The problem
Where does the word "Submitted" occur in the material? Copy each line that has it.

Data to examine

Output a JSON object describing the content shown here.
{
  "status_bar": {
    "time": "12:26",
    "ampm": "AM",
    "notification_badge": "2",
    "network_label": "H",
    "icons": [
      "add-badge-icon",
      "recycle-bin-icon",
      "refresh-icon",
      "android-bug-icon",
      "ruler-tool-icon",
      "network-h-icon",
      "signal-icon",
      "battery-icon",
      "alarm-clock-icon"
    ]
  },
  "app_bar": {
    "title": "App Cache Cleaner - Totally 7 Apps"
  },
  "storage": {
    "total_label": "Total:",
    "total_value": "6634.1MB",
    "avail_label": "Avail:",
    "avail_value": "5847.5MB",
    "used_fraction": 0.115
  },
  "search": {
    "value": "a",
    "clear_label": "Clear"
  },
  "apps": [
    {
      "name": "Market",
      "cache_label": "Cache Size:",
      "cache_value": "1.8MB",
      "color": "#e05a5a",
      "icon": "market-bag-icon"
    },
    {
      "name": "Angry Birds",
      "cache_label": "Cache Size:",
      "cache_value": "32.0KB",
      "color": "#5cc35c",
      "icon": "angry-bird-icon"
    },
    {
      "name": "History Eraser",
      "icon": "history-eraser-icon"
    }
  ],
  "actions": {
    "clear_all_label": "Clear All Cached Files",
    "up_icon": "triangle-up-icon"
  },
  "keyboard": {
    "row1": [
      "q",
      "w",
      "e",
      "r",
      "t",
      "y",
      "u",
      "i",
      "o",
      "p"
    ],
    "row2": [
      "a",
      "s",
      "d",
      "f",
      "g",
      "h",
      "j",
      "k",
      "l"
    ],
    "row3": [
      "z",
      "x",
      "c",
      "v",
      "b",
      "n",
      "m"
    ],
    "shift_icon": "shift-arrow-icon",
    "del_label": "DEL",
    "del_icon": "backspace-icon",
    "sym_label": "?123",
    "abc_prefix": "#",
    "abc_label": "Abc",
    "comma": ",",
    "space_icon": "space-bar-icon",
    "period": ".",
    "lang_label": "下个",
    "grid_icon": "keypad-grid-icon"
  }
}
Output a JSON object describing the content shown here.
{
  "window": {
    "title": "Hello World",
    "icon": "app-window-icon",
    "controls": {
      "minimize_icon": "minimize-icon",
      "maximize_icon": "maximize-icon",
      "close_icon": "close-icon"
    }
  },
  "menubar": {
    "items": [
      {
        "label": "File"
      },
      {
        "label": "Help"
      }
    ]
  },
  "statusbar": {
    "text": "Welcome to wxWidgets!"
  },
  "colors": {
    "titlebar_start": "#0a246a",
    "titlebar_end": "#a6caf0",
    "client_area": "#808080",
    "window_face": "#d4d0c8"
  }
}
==
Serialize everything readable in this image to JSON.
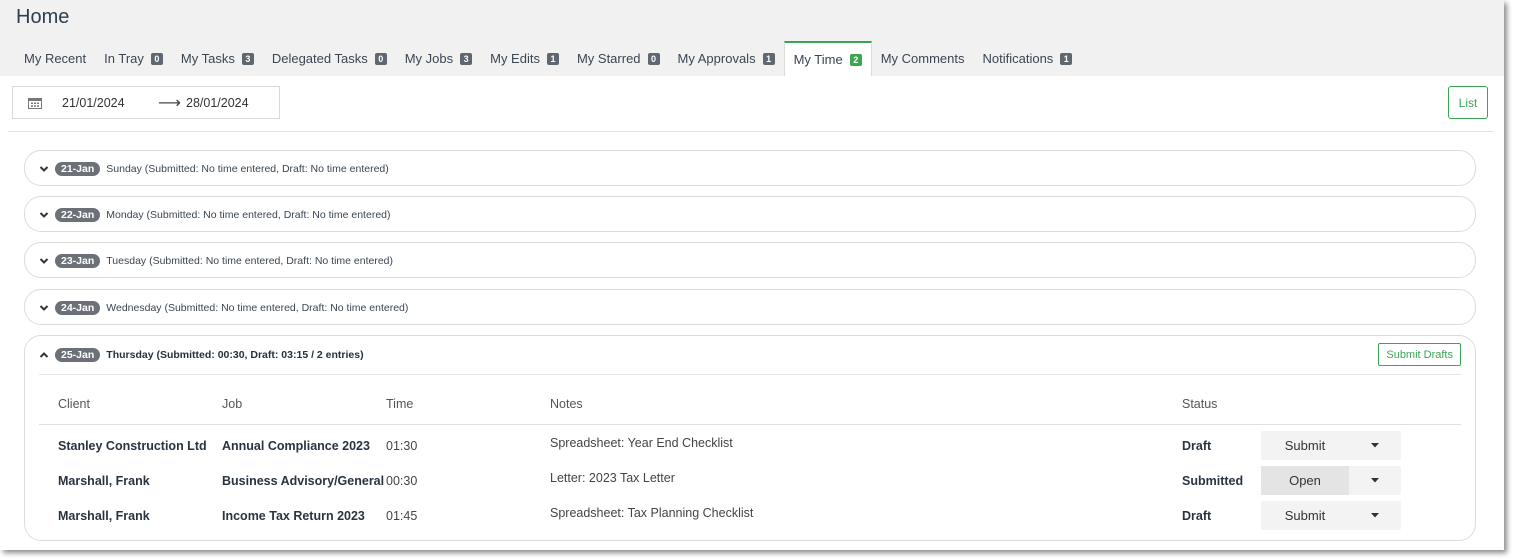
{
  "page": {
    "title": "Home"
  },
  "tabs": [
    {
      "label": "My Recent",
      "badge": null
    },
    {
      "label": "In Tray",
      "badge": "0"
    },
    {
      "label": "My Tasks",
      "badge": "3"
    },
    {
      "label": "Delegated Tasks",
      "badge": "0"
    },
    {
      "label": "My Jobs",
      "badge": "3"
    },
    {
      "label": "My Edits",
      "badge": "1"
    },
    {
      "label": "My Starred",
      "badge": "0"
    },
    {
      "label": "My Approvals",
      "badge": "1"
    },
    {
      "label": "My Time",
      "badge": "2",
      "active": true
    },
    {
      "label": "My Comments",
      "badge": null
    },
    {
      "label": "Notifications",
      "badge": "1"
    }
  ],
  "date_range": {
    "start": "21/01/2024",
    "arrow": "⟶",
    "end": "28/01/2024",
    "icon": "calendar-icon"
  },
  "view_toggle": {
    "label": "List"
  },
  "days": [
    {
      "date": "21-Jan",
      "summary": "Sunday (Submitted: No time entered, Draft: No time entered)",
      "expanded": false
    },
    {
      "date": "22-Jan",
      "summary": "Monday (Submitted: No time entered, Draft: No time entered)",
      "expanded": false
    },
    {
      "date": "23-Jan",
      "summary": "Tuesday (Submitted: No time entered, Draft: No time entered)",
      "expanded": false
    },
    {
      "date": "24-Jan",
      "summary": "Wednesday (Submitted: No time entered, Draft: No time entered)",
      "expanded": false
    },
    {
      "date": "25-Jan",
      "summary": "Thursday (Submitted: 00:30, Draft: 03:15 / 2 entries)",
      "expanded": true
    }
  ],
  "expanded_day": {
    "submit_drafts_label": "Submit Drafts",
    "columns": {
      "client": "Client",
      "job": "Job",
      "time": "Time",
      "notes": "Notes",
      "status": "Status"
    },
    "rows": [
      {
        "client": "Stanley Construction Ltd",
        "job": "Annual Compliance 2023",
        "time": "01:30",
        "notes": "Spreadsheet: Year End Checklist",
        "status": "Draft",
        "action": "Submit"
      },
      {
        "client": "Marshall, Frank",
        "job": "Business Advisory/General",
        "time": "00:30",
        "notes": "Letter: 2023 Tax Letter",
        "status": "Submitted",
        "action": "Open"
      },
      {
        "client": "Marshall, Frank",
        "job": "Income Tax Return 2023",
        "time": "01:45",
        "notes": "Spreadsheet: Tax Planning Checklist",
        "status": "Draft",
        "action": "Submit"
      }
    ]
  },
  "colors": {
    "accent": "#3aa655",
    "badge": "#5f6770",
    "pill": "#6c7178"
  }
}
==
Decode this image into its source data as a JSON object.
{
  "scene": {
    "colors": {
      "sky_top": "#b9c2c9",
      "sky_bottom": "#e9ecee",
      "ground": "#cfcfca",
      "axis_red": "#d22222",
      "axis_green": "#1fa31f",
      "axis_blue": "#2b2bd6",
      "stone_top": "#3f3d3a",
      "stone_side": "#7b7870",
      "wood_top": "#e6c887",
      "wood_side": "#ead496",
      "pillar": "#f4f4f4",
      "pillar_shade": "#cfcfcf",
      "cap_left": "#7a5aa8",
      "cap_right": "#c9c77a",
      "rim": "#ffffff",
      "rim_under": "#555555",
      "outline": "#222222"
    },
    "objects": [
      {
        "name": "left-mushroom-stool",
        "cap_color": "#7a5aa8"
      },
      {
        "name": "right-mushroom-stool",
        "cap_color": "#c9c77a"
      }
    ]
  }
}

Your response
      "summary": "Sunday (Submitted: No time entered, Draft: No time entered)",
      "summary": "Monday (Submitted: No time entered, Draft: No time entered)",
      "summary": "Tuesday (Submitted: No time entered, Draft: No time entered)",
      "summary": "Wednesday (Submitted: No time entered, Draft: No time entered)",
      "summary": "Thursday (Submitted: 00:30, Draft: 03:15 / 2 entries)",
        "status": "Submitted",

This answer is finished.